By Ray Downs
By Lindsay Toler
By Danny Wicentowski
By Lindsay Toler
By RFT Staff
By Lindsay Toler
By Allison Babka
By Lindsay Toler
Dirty, don't hate like always
This my turn now, y'all had your days
I'm doing good like always
Know that I'm'a keep it in the hood like always
Last month Spaide R.I.P.P.E.R. paid a visit to his old haunts in north St. Louis, and this time he did it with style.
Getting out of his silver Nissan Pathfinder Armada, the 26-year-old rapper couldn't help but notice that not much has changed at the intersection of Wabada Avenue and Goodfellow Boulevard, not far from the old General Motors plant where 15,000 workers once made their living. The rusted iron gates still linger, as do the crumbling, graffiti-stained storefronts, containing gang announcements and directions to the nearest crack-cocaine hook-up.
For Spaide, the memories are fresh some of them good, some of them bad. Back in the days when he was a little runt named Joseph Hawthorne, he tooled around the hood with his older brother, Pap, who taught him the latest slang and the cool way to tie his shoestrings. Then there was that golden afternoon when he recited Martin Luther King Jr.'s "I Have a Dream" speech from memory at Carr Lane Visual and Performing Arts Middle School. That'll bring a smile.
But Spaide's been wobbled by some heavy weather, too. When he was a toddler, his father walked out on the family. And then, eight years ago, Pap was hauled away to jail on a murder rap. "It showed me that all the running in the streets is only going to take me so far," Spaide says softly. "It made me see there ain't really any hope for a nigger other than making these songs. So I had to get serious about that."
On a sunny February afternoon, though, Spaide is feeling up as he breezes through the "west side," as the locals call it. His manager, BoOo, is at his side as they pass Goodfellows Fashions, an Afro-centric clothing store where Spaide's hit song, "Always," is playing,
A young fan standing near the corner liquor store notices Spaide and yells out, "Gotta pocket full of money? Always!" He proceeds to give Spaide a hug and says, "That's my shit, man. I swear, it's so hood."
Looking sharp in his dark brown Schott jacket, which conceals the tattoo of a .45-caliber gun on his bicep, Spaide swaggers past a cop detaining a few neighborhood kids and arrives on the concrete porch of his boyhood friend Trauma, who today acts as Spaide's hype man and tends to the rapper's long dreadlocks.
The porch served as the backdrop for the "Always" video, which featured scores of local residents who grew up with Spaide on these harsh streets. up with Spaide on these harsh streets.

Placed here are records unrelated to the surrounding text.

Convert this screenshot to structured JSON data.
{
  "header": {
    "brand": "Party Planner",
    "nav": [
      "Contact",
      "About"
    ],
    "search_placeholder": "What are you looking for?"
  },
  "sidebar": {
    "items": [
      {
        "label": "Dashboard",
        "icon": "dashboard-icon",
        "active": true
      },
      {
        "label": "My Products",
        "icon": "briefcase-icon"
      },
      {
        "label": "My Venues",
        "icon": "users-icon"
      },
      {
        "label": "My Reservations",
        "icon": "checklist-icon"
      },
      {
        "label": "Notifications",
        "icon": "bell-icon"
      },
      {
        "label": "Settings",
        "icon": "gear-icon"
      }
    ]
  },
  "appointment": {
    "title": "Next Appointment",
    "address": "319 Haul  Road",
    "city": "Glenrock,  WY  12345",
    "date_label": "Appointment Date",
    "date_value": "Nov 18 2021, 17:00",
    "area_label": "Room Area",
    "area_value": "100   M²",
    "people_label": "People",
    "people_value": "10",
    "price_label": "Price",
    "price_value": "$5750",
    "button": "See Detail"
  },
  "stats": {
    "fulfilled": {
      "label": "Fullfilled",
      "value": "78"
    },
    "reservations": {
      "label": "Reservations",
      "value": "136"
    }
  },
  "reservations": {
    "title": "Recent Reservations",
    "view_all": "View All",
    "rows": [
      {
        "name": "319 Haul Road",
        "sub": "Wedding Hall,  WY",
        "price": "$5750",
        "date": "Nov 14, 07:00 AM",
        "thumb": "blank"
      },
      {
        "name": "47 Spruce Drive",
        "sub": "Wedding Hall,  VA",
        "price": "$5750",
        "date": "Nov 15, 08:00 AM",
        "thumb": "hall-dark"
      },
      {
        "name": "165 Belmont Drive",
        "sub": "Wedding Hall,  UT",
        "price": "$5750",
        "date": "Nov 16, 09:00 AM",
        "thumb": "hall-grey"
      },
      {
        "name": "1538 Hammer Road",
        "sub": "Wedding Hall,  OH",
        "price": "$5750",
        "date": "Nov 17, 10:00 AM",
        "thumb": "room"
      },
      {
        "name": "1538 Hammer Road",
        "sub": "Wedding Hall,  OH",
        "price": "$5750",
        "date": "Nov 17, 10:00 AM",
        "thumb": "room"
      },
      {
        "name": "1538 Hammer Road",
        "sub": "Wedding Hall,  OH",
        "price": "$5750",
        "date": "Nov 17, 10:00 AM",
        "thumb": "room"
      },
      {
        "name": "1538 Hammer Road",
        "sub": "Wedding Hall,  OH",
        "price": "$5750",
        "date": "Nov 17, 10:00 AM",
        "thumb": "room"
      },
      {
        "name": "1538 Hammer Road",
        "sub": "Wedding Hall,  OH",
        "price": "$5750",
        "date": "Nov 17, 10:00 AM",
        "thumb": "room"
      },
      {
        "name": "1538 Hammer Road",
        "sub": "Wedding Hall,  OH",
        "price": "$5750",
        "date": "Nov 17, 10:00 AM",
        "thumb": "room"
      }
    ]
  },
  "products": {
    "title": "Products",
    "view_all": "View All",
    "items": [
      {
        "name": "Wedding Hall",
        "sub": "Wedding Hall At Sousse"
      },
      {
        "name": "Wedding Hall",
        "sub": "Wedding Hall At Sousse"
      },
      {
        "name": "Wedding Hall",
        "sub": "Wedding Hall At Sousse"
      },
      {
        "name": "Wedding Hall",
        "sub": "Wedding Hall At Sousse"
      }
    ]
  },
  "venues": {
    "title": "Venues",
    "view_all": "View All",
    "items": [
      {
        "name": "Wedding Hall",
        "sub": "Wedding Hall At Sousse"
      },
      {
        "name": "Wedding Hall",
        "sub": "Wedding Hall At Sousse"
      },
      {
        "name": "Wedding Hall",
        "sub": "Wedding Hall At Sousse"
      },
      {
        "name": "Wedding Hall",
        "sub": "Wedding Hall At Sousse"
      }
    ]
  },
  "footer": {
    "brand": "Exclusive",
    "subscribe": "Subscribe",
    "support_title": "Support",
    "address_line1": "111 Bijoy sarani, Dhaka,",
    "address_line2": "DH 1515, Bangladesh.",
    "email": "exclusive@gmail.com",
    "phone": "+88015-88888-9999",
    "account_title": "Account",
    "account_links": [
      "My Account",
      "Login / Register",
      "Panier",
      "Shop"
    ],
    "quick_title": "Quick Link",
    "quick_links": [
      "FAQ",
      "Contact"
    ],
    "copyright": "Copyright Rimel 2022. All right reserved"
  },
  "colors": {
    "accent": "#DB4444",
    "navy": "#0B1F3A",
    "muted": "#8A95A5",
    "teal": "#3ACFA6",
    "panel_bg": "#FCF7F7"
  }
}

"Everybody is rooting for me. It's like I'm the first person in my family going to college," says Spaide, fully aware of the irony he never actually attended college. "They're living through me."
You best believe, I'm in the party like always
Gotta cup full of that Bacardi like always
And I came to get retarded like always
Hollerin' at the shorty with the weave and the cornbraids
R.I.P.P.E.R., Spaide says matter-of-factly, stands for "Rhyming In Perfection, Punishing Every Rapper." But, with a wink, Spaide's partner Bozo says it stands for "Runnin' In Pussy, Pumpin' Every Rat."
The name "Spaide," the rapper says, is a reference to his dark pigmentation. "I'm the blackest motherfucker in my family," he explains, in a voice that's grown deep and growly from years of smoking menthols. "They thought my mom cheated on my dad."
While Spaide has yet to break out nationally, his music is spun in nightclubs all around town. He's a household name in African-American neighborhoods, from Forest Park Southeast to the Ville. His posters adorn abandoned buildings, advertising "Always," which is now getting heavy play on St. Louis' two hip-hop stations.
Spaide is optimistic about signing a contract with a major label in the near future, and he hopes that with the right promotion and a little luck he'll achieve the fame, riches and longevity of rap idols like the Wu-Tang Clan.
New York- and California-based rappers once dominated the charts, but these days the radio is filled with emcees from Midwestern and Southern burgs like Houston, Memphis and St. Louis. As a result, label interest in local emcees is peaking. Rappers Potzee, P-Dub, Ruka Puff and Penelope each signed major deals in the past year or so. (Penelope's is reportedly worth $800,000.)
Spaide is talking with a handful of record companies, each of them hoping he'll be the next Nelly, Chingy or J-Kwon. They're impressed with his talent, charisma and extensive grassroots marketing campaign.
Two years ago, Spaide, BoOo and long-time friend Bozo founded Hassle Life LLC, the independent imprint that released "Always." Since then BoOo (his real name the unique capitalization is his "trademark") has sent out hundreds of copies of the song to record companies and radio stations around the nation, while Spaide's street team called the "Hassle Girls" distribute free DVDs, posters, stickers and hand towels around town.